_Try it_:
All of the data is to be copied word for word.

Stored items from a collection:

* * * * *

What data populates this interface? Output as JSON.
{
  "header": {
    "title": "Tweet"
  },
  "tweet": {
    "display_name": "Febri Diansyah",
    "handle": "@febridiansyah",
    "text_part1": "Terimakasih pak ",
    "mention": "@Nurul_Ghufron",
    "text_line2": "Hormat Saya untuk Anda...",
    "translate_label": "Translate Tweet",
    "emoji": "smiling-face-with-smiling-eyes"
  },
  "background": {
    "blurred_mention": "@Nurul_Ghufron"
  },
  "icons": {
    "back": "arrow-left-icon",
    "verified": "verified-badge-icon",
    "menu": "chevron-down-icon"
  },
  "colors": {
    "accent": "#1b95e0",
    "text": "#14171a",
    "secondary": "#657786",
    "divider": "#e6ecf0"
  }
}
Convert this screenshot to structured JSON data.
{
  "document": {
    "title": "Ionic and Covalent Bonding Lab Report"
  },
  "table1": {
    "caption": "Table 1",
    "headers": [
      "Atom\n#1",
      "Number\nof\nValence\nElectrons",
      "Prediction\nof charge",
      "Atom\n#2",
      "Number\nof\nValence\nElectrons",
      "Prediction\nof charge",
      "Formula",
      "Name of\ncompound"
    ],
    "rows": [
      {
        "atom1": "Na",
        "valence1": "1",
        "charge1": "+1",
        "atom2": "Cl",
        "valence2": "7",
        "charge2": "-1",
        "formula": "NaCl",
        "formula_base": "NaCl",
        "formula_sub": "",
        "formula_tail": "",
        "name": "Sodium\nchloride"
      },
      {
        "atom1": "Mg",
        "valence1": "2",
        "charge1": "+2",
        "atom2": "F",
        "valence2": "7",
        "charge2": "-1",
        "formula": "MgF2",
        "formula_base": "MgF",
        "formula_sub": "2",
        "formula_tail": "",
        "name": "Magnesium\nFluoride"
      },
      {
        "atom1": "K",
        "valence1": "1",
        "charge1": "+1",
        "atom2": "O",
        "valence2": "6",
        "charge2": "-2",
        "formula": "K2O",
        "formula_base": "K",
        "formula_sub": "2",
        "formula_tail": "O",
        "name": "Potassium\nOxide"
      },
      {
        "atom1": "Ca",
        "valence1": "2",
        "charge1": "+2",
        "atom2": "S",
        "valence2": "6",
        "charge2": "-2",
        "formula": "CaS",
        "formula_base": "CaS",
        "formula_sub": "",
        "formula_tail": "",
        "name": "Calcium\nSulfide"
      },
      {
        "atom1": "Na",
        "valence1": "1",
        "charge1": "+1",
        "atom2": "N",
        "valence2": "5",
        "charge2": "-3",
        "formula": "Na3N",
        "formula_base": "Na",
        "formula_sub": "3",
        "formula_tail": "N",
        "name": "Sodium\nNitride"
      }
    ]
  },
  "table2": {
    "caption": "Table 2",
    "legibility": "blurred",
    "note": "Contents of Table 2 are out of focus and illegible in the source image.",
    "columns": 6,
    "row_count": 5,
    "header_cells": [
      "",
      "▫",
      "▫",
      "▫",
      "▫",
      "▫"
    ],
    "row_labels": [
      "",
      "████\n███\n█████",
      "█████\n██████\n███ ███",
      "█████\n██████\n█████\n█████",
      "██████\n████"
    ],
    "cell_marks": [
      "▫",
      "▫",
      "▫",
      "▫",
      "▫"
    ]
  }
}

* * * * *

_Expected answer_:
What data populates this interface? Output as JSON.
{
  "header": {
    "title": "Tweet"
  },
  "tweet": {
    "display_name": "Febri Diansyah",
    "handle": "@febridiansyah",
    "text_part1": "Terimakasih pak ",
    "mention": "@Nurul_Ghufron",
    "text_line2": "Hormat Saya untuk Anda...",
    "translate_label": "Translate Tweet",
    "emoji": "smiling-face-with-smiling-eyes"
  },
  "background": {
    "blurred_mention": "@Nurul_Ghufron"
  },
  "icons": {
    "back": "arrow-left-icon",
    "verified": "verified-badge-icon",
    "menu": "chevron-down-icon"
  },
  "colors": {
    "accent": "#1b95e0",
    "text": "#14171a",
    "secondary": "#657786",
    "divider": "#e6ecf0"
  }
}
Convert this screenshot to structured JSON data.
{
  "document": {
    "title": "Ionic and Covalent Bonding Lab Report"
  },
  "table1": {
    "caption": "Table 1",
    "headers": [
      "Atom\n#1",
      "Number\nof\nValence\nElectrons",
      "Prediction\nof charge",
      "Atom\n#2",
      "Number\nof\nValence\nElectrons",
      "Prediction\nof charge",
      "Formula",
      "Name of\ncompound"
    ],
    "rows": [
      {
        "atom1": "Na",
        "valence1": "1",
        "charge1": "+1",
        "atom2": "Cl",
        "valence2": "7",
        "charge2": "-1",
        "formula": "NaCl",
        "formula_base": "NaCl",
        "formula_sub": "",
        "formula_tail": "",
        "name": "Sodium\nchloride"
      },
      {
        "atom1": "Mg",
        "valence1": "2",
        "charge1": "+2",
        "atom2": "F",
        "valence2": "7",
        "charge2": "-1",
        "formula": "MgF2",
        "formula_base": "MgF",
        "formula_sub": "2",
        "formula_tail": "",
        "name": "Magnesium\nFluoride"
      },
      {
        "atom1": "K",
        "valence1": "1",
        "charge1": "+1",
        "atom2": "O",
        "valence2": "6",
        "charge2": "-2",
        "formula": "K2O",
        "formula_base": "K",
        "formula_sub": "2",
        "formula_tail": "O",
        "name": "Potassium\nOxide"
      },
      {
        "atom1": "Ca",
        "valence1": "2",
        "charge1": "+2",
        "atom2": "S",
        "valence2": "6",
        "charge2": "-2",
        "formula": "CaS",
        "formula_base": "CaS",
        "formula_sub": "",
        "formula_tail": "",
        "name": "Calcium\nSulfide"
      },
      {
        "atom1": "Na",
        "valence1": "1",
        "charge1": "+1",
        "atom2": "N",
        "valence2": "5",
        "charge2": "-3",
        "formula": "Na3N",
        "formula_base": "Na",
        "formula_sub": "3",
        "formula_tail": "N",
        "name": "Sodium\nNitride"
      }
    ]
  },
  "table2": {
    "caption": "Table 2",
    "legibility": "blurred",
    "note": "Contents of Table 2 are out of focus and illegible in the source image.",
    "columns": 6,
    "row_count": 5,
    "header_cells": [
      "",
      "▫",
      "▫",
      "▫",
      "▫",
      "▫"
    ],
    "row_labels": [
      "",
      "████\n███\n█████",
      "█████\n██████\n███ ███",
      "█████\n██████\n█████\n█████",
      "██████\n████"
    ],
    "cell_marks": [
      "▫",
      "▫",
      "▫",
      "▫",
      "▫"
    ]
  }
}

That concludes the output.